Also available digitally are annual reports from regional conferences, lists of churches, and pertinent statistics from the General Convention of the Christian Church.
We have also digitized these annual denominational yearbooks containing church statistics, reports from seminaries and missionary organizations, and obituaries of prominent members, from 1873 through 1923.
Researching Individual Churches
Because Congregational and Christian churches had no central denominational office until the early twentieth century, records of individual congregations can be a challenge to locate. Many have been destroyed or simply lost, a situation the Congregational Library is working to rectify through our Hidden Histories program.
Our Hidden Histories collection contains a growing list of rare and previously inaccessible New England colonial-era church records, and our online catalog includes many individual histories of local churches, towns, and counties. In addition, denominational yearbooks provide data on membership, location, and names of pastors.
In many cases, however, local churches disbanded, federated, or merged, and changed their names accordingly. Researchers trying to locate these records will want to begin by consulting one of the sources below:
In the 1980s, for his Harvard doctoral dissertation, former Congregational Library director Harold Worthley visited every Congregational and Unitarian church in Massachusetts that had been organized before 1805. His immensely useful book provides a brief history of each church, as well as lists of the colonial-era records he found, and their locations at the time.

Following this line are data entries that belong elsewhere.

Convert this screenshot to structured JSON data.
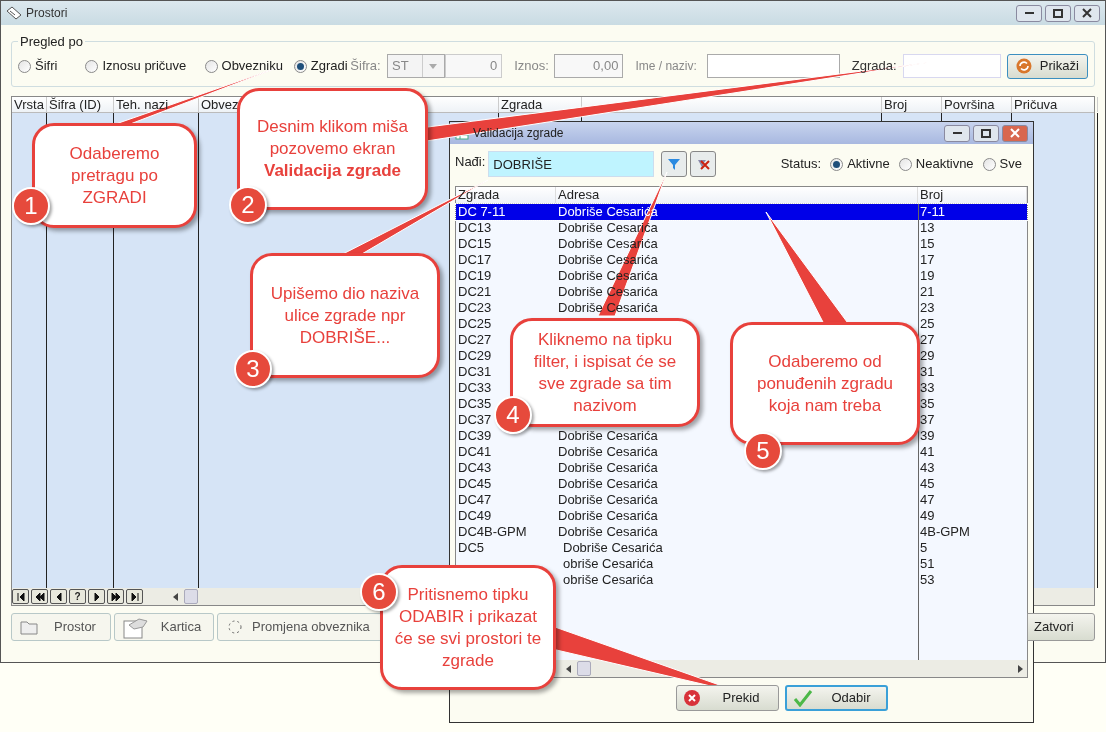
{
  "window": {
    "title": "Prostori"
  },
  "filter": {
    "legend": "Pregled po",
    "radios": [
      {
        "label": "Šifri",
        "selected": false
      },
      {
        "label": "Iznosu pričuve",
        "selected": false
      },
      {
        "label": "Obvezniku",
        "selected": false
      },
      {
        "label": "Zgradi",
        "selected": true
      }
    ],
    "sifra_label": "Šifra:",
    "sifra_value": "ST",
    "sifra_number": "0",
    "iznos_label": "Iznos:",
    "iznos_value": "0,00",
    "ime_label": "Ime / naziv:",
    "zgrada_label": "Zgrada:",
    "show_button": "Prikaži"
  },
  "grid": {
    "columns": [
      "Vrsta",
      "Šifra (ID)",
      "Teh. nazi",
      "Obvez",
      "Zgrada",
      "Broj",
      "Površina",
      "Pričuva"
    ],
    "nav_help": "?"
  },
  "bottom_buttons": [
    "Prostor",
    "Kartica",
    "Promjena obveznika"
  ],
  "close_button": "Zatvori",
  "dialog": {
    "title": "Validacija zgrade",
    "search_label": "Nađi:",
    "search_value": "DOBRIŠE",
    "status_label": "Status:",
    "status": [
      {
        "label": "Aktivne",
        "selected": true
      },
      {
        "label": "Neaktivne",
        "selected": false
      },
      {
        "label": "Sve",
        "selected": false
      }
    ],
    "columns": [
      "Zgrada",
      "Adresa",
      "Broj"
    ],
    "rows": [
      {
        "zgrada": "DC 7-11",
        "adresa": "Dobriše Cesarića",
        "broj": "7-11",
        "selected": true
      },
      {
        "zgrada": "DC13",
        "adresa": "Dobriše Cesarića",
        "broj": "13",
        "selected": false
      },
      {
        "zgrada": "DC15",
        "adresa": "Dobriše Cesarića",
        "broj": "15",
        "selected": false
      },
      {
        "zgrada": "DC17",
        "adresa": "Dobriše Cesarića",
        "broj": "17",
        "selected": false
      },
      {
        "zgrada": "DC19",
        "adresa": "Dobriše Cesarića",
        "broj": "19",
        "selected": false
      },
      {
        "zgrada": "DC21",
        "adresa": "Dobriše Cesarića",
        "broj": "21",
        "selected": false
      },
      {
        "zgrada": "DC23",
        "adresa": "Dobriše Cesarića",
        "broj": "23",
        "selected": false
      },
      {
        "zgrada": "DC25",
        "broj": "25",
        "selected": false
      },
      {
        "zgrada": "DC27",
        "broj": "27",
        "selected": false
      },
      {
        "zgrada": "DC29",
        "broj": "29",
        "selected": false
      },
      {
        "zgrada": "DC31",
        "broj": "31",
        "selected": false
      },
      {
        "zgrada": "DC33",
        "broj": "33",
        "selected": false
      },
      {
        "zgrada": "DC35",
        "broj": "35",
        "selected": false
      },
      {
        "zgrada": "DC37",
        "broj": "37",
        "selected": false
      },
      {
        "zgrada": "DC39",
        "adresa": "Dobriše Cesarića",
        "broj": "39",
        "selected": false
      },
      {
        "zgrada": "DC41",
        "adresa": "Dobriše Cesarića",
        "broj": "41",
        "selected": false
      },
      {
        "zgrada": "DC43",
        "adresa": "Dobriše Cesarića",
        "broj": "43",
        "selected": false
      },
      {
        "zgrada": "DC45",
        "adresa": "Dobriše Cesarića",
        "broj": "45",
        "selected": false
      },
      {
        "zgrada": "DC47",
        "adresa": "Dobriše Cesarića",
        "broj": "47",
        "selected": false
      },
      {
        "zgrada": "DC49",
        "adresa": "Dobriše Cesarića",
        "broj": "49",
        "selected": false
      },
      {
        "zgrada": "DC4B-GPM",
        "adresa": "Dobriše Cesarića",
        "broj": "4B-GPM",
        "selected": false
      },
      {
        "zgrada": "DC5",
        "adresa": "Dobriše Cesarića",
        "broj": "5",
        "selected": false
      },
      {
        "adresa": "obriše Cesarića",
        "broj": "51",
        "selected": false
      },
      {
        "adresa": "obriše Cesarića",
        "broj": "53",
        "selected": false
      }
    ],
    "buttons": [
      {
        "label": "Prekid",
        "kind": "cancel",
        "focused": false
      },
      {
        "label": "Odabir",
        "kind": "ok",
        "focused": true
      }
    ]
  },
  "callouts": [
    {
      "number": "1",
      "text": "Odaberemo pretragu po ZGRADI"
    },
    {
      "number": "2",
      "text": "Desnim klikom miša pozovemo ekran **Validacija zgrade**"
    },
    {
      "number": "3",
      "text": "Upišemo dio naziva ulice zgrade npr DOBRIŠE..."
    },
    {
      "number": "4",
      "text": "Kliknemo na tipku filter, i ispisat će se sve zgrade sa tim nazivom"
    },
    {
      "number": "5",
      "text": "Odaberemo od ponuđenih zgradu koja nam treba"
    },
    {
      "number": "6",
      "text": "Pritisnemo tipku ODABIR i prikazat će se svi prostori te zgrade"
    }
  ]
}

Researchers trying to locate records of an old church, or of one no longer in existence, will find this series immensely helpful. Richard H. Taylor's collection provides a well-researched and informative introduction for six different regions of the United States, and a detailed index of mergers, closings, and name changes for every known Congregational Church and post-merger Congregational Christian Church, from the colonial period to the present. Titles include:
The Churches of Christ of the Congregational Way in New England (1989), available in digital form
(We have transcribed Taylor's abbreviation keys for this book for easy reference.)